DATASET RECORDS:

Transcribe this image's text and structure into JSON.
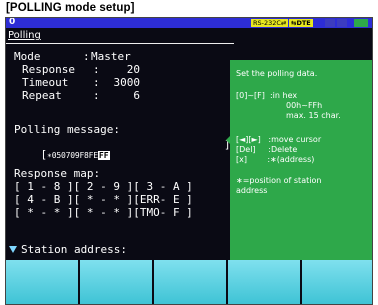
{
  "header": {
    "title": "[POLLING mode setup]"
  },
  "status": {
    "channel_number": "0",
    "rs_badge": "RS-232C⇄",
    "dte_badge": "⇆DTE",
    "colors": {
      "bar": "#2d2dd6",
      "badge": "#e8e820",
      "accent_green": "#2ea84a"
    }
  },
  "tab": {
    "label": "Polling"
  },
  "settings": {
    "mode": {
      "label": "Mode",
      "value": "Master"
    },
    "response": {
      "label": "Response",
      "value": "20"
    },
    "timeout": {
      "label": "Timeout",
      "value": "3000"
    },
    "repeat": {
      "label": "Repeat",
      "value": "6"
    }
  },
  "polling_message": {
    "label": "Polling message:",
    "open_bracket": "[",
    "value": "∗050709F8FE",
    "cursor_char": "FF",
    "close_bracket": "]"
  },
  "response_map": {
    "label": "Response map:",
    "rows": [
      "[ 1 - 8 ][ 2 - 9 ][ 3 - A ]",
      "[ 4 - B ][ * - * ][ERR- E ]",
      "[ * - * ][ * - * ][TMO- F ]"
    ]
  },
  "help": {
    "title": "Set the polling data.",
    "line_keys": "[0]~[F]  :in hex",
    "line_range": "00h~FFh",
    "line_max": "max. 15 char.",
    "line_move": "[◄][►]   :move cursor",
    "line_del": "[Del]     :Delete",
    "line_x": "[x]        :∗(address)",
    "line_note1": "∗=position of station",
    "line_note2": "address"
  },
  "station": {
    "label": "Station address:"
  },
  "function_keys": [
    "",
    "",
    "",
    "",
    ""
  ]
}
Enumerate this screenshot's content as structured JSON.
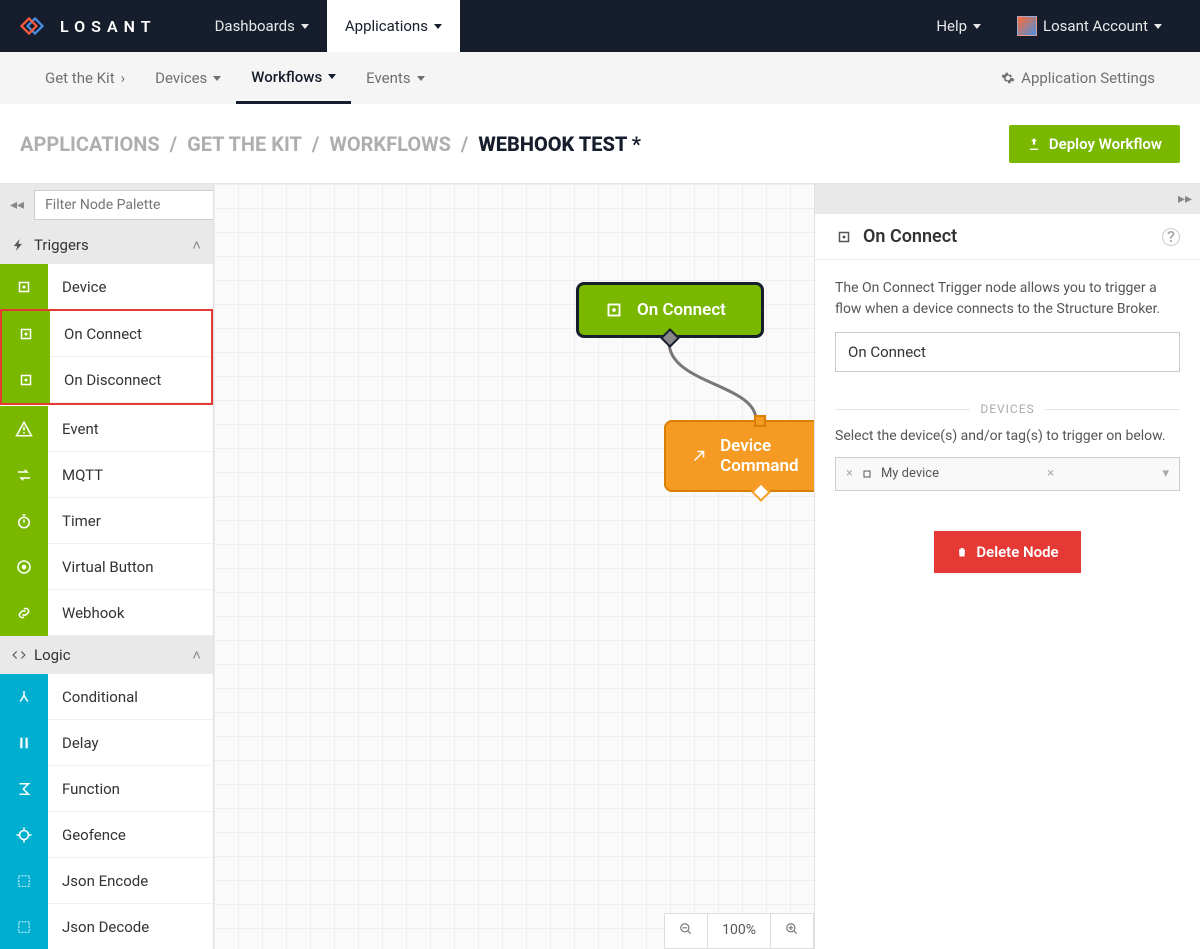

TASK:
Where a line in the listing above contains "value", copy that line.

EXERCISE RESPONSE:
      "value": "Master"
      "value": "20"
      "value": "3000"
      "value": "6"
    "value": "∗050709F8FE",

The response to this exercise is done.